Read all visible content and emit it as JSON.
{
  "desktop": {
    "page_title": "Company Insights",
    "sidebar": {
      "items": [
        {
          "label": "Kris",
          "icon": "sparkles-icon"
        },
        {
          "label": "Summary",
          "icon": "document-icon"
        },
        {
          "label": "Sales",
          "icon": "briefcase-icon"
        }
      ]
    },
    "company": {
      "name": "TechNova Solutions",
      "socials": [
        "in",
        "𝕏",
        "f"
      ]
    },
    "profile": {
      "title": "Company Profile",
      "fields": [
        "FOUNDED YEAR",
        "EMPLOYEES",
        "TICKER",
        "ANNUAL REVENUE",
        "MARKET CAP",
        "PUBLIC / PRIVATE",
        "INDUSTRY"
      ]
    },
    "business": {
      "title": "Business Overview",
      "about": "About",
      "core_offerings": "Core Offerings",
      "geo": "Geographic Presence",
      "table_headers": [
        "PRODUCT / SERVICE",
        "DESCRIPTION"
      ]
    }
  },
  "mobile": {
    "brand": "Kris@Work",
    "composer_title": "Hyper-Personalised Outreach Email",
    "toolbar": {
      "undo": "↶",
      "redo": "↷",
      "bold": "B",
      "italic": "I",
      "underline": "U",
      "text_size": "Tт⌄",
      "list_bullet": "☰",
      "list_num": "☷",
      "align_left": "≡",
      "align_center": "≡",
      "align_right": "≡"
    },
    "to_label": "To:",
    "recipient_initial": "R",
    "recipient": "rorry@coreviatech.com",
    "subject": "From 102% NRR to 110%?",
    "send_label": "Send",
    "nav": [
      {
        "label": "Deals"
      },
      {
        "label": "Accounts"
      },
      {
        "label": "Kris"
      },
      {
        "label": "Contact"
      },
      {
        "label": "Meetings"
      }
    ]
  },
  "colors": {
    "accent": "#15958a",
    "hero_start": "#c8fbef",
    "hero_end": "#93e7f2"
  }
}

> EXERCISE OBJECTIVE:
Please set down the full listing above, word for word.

> RESULT BELOW:
Read all visible content and emit it as JSON.
{
  "desktop": {
    "page_title": "Company Insights",
    "sidebar": {
      "items": [
        {
          "label": "Kris",
          "icon": "sparkles-icon"
        },
        {
          "label": "Summary",
          "icon": "document-icon"
        },
        {
          "label": "Sales",
          "icon": "briefcase-icon"
        }
      ]
    },
    "company": {
      "name": "TechNova Solutions",
      "socials": [
        "in",
        "𝕏",
        "f"
      ]
    },
    "profile": {
      "title": "Company Profile",
      "fields": [
        "FOUNDED YEAR",
        "EMPLOYEES",
        "TICKER",
        "ANNUAL REVENUE",
        "MARKET CAP",
        "PUBLIC / PRIVATE",
        "INDUSTRY"
      ]
    },
    "business": {
      "title": "Business Overview",
      "about": "About",
      "core_offerings": "Core Offerings",
      "geo": "Geographic Presence",
      "table_headers": [
        "PRODUCT / SERVICE",
        "DESCRIPTION"
      ]
    }
  },
  "mobile": {
    "brand": "Kris@Work",
    "composer_title": "Hyper-Personalised Outreach Email",
    "toolbar": {
      "undo": "↶",
      "redo": "↷",
      "bold": "B",
      "italic": "I",
      "underline": "U",
      "text_size": "Tт⌄",
      "list_bullet": "☰",
      "list_num": "☷",
      "align_left": "≡",
      "align_center": "≡",
      "align_right": "≡"
    },
    "to_label": "To:",
    "recipient_initial": "R",
    "recipient": "rorry@coreviatech.com",
    "subject": "From 102% NRR to 110%?",
    "send_label": "Send",
    "nav": [
      {
        "label": "Deals"
      },
      {
        "label": "Accounts"
      },
      {
        "label": "Kris"
      },
      {
        "label": "Contact"
      },
      {
        "label": "Meetings"
      }
    ]
  },
  "colors": {
    "accent": "#15958a",
    "hero_start": "#c8fbef",
    "hero_end": "#93e7f2"
  }
}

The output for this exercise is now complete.